Except this ain’t no Diamond Dogs. And Ways To Forget’s sonic experimentation feels like lacing along the seams of formulaic straight lines. Connelly’s tremulous voice also bears all the hallmarks of post-millenial Big Music. Chris Martin, Guy Garvey and Win Butler all seem to be invoked like a holy trinity, often in the space of one song. The bricolage ingenuity that, Four Tet-like, made layers of guitars sound like harp glissandos are present but seem bolted on. From opener Once And For All onwards, a kind of template is set; bleep-ridden, percolating synth intros shift gears into ‘auto-anthem‘ mode, propelled by the kind of band dynamics that grace stadia. A quest for matches-aloft musical elation relegates Connelly’s collagist sensibilities to the sidelines.

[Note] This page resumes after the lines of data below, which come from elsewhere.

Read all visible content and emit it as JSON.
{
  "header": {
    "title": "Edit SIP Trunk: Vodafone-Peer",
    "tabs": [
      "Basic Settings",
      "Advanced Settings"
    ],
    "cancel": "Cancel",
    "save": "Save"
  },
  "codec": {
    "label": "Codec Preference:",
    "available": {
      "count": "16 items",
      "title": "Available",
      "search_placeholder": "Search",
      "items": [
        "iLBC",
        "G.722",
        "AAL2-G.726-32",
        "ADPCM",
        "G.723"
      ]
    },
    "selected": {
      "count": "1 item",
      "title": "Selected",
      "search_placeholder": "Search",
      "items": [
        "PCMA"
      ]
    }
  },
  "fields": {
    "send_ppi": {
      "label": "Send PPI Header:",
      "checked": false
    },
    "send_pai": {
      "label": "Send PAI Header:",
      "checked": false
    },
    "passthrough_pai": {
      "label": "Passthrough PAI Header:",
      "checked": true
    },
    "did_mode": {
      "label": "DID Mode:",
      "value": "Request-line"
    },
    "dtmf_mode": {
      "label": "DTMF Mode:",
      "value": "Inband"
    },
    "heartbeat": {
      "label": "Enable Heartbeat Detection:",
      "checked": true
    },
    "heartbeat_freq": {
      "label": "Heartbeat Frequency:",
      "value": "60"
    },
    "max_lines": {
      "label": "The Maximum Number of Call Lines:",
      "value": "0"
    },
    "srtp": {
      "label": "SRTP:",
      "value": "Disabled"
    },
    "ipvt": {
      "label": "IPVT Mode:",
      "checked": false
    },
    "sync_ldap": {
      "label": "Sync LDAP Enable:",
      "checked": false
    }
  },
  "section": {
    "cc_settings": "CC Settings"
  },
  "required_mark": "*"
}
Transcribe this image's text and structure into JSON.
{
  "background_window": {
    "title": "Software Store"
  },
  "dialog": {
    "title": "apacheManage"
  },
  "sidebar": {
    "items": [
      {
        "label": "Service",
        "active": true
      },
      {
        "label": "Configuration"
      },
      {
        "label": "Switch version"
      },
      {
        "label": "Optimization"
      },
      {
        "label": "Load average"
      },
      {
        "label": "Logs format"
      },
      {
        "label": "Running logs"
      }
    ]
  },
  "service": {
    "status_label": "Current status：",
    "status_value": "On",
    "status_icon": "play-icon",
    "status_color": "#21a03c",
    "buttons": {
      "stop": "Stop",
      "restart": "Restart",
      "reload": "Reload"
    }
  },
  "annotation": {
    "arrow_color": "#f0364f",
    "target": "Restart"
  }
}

Early tracks like Alouette or Let Go The Life Boats sustained a psych-folk ambience that is mere scene-setting here. Sometimes it works beautifully. White Noise, an older track from 2009 itself, begins life as a future sea shanty, staking a claim for Connelly as a kind of 21st century Van Dyke Parks, before kicking into a Vampire Weekend stride. ‘We can go where we want, make up rules,’ he sings on Move To The Mountain and when Clock Opera take heed of this manifesto , Ways To Forget soars. On the album’s latter stages they loosen up, wield their influences more imaginatively and position themselves as genuine contenders. The febrile synth-rock of A Piece Of String zigzags with a proggy mania. If The Lost Buoys veers dangerously close to Coldplay, it resembles them at their most expansive and majestic.
Even better is Belongings which allows Connelly’s ambitions to breathe, liberated from the strictures of band conventions. The result is mellifluous dream pop; a beguiling synthesis of piano trills, power ballad crescendos and celestial, treated vocals. It manages to remind you of the climaxes of both Journey’s Faithfully and The Associates’ Party Fears Two. Here Clock Opera strike the balance of their modus operandi; kaleidoscopic studio trickery with a far-reaching, populist grasp. By the time of closer, Fail Better, pole-vaulting ambition and euphoria have become fused into something genuinely rousing. The album blazes out on a trail of sky-strafing synths recalling The Cure in their pop prime. It leaves the album on a resounding high, suggesting Clock Opera may well become the art-rock colossus their debut tantalisingly shows glimpses of.